Part V Proceedings
Part V is subdivided into four sections which concern respectively:
I. the punishment of acts against cultural property;
II. rules of international competence to prosecute and try offences relating to cultural property;
Ill. conflicts of competence; and IV. the principle of ne bis in idem.
This article emphasises the gravity of any act that affects cultural property even if it is not, or not yet. an offence relating to cultural property. Moreover, it makes provisions for an obligation incumbent on the Parties to enact legislation or to amend existing legislation in order that such acts should receive a punishment commensurate with their gravity.
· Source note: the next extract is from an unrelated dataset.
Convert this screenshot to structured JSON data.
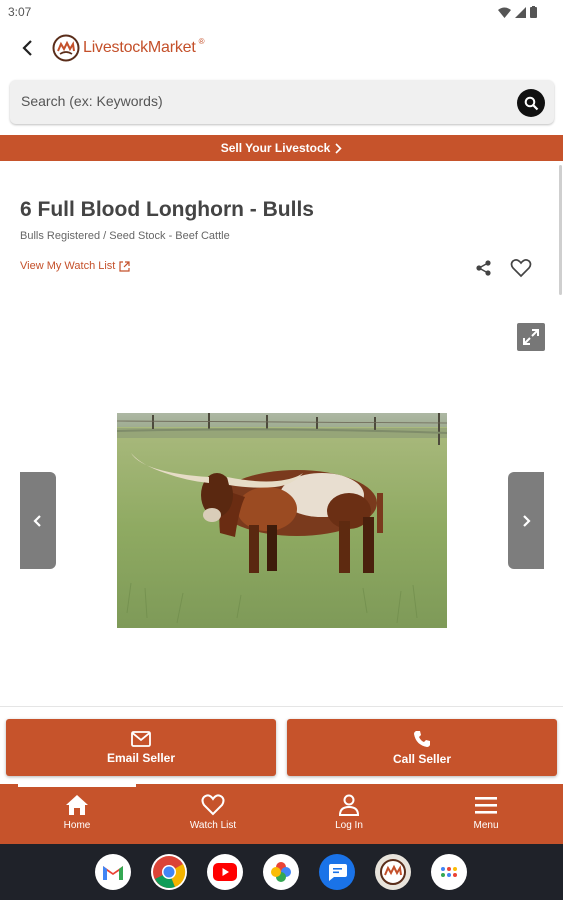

Paragraph 1 of this article imposes on Parties an obligation to take all necessary measures in order to establish their criminal jurisdiction in respect of offences against cultural property committed under the conditions laid down in sub-paragraphs a to f. However, Parties may make reservations in respect of any of the provisions of this article (see Article 28).
It should be understood that for the purposes of this article, the term «territory» means the territory of the Party in question or, if that Party has made a declaration under Article 24, the territory or territories specified in that declaration.
Sub-paragraph f refers to cultural property reported or believed to be in the territory of the state in question at the time when attention was first given to it in modern times.
These articles provide for solutions to positive conflicts of jurisdiction which may arise in particular from the implementation of Article 13. They are inspired by the provisions of Articles 30 to 32 of the Convention CETS 73. In accordance with the Convention's general aim, Article 16 adds the criterion of restitution to the other criteria contained in Article 32 of the Convention CETS 73.
Articles 17 to 19
These articles are drafted on the model of Articles 35 to 37 of the Convention CETS 73. Articles 17 and 18 refer to proceedings or judgments concerning offences relating to cultural property. As to Article 19, it refers to domestic provisions, the implementation of which has a wider effect of ne bis in idem than that which would result from the implementation of Section IV.
Part VI Final clauses
Articles 20 to 36 are, for the most part, based on the «Model Final Clauses for Conventions and Agreements concluded with the Council of Europe» - which were approved by the Committee of Ministers of the Council of Europe at the 315th meeting of the Ministers' Deputies in February 1980. For the most part they do not call for comments.
This article contains a federal clause drafted along the lines of Article 34 of the Unesco Convention for the protection of the world cultural and natural heritage (1972). It was deemed necessary to insert such a clause as in some member States of the Council of Europe (for example the Federal Republic of Germany and Switzerland) the federated States (Länder Cantons) have wide, sometimes exclusive competence for the matters dealt with in the Convention. The same may apply to non-member States which might wish to accede to the Convention.
By way of a declaration under Articles 2 or 3 any Party may unilaterally extend the Convention's scope of application to certain categories of property or to certain offences. It follows from the rule of reciprocity contained in this article, that such declarations do not bind any other Party which has not itself made a declaration with respect to the same categories of property or the same offences.
This article corresponds, in substance, with Article 2 of the Convention CETS 30. However, the phrase «other essential interests» appearing in that article was not retained by the draftsmen because they considered that the interest of affording protection to cultural property is an essential interest common to all member states of the Council of Europe that cannot be weighed against other interests.
The scope of application of this article is limited to the provisions of Articles 7 and 8.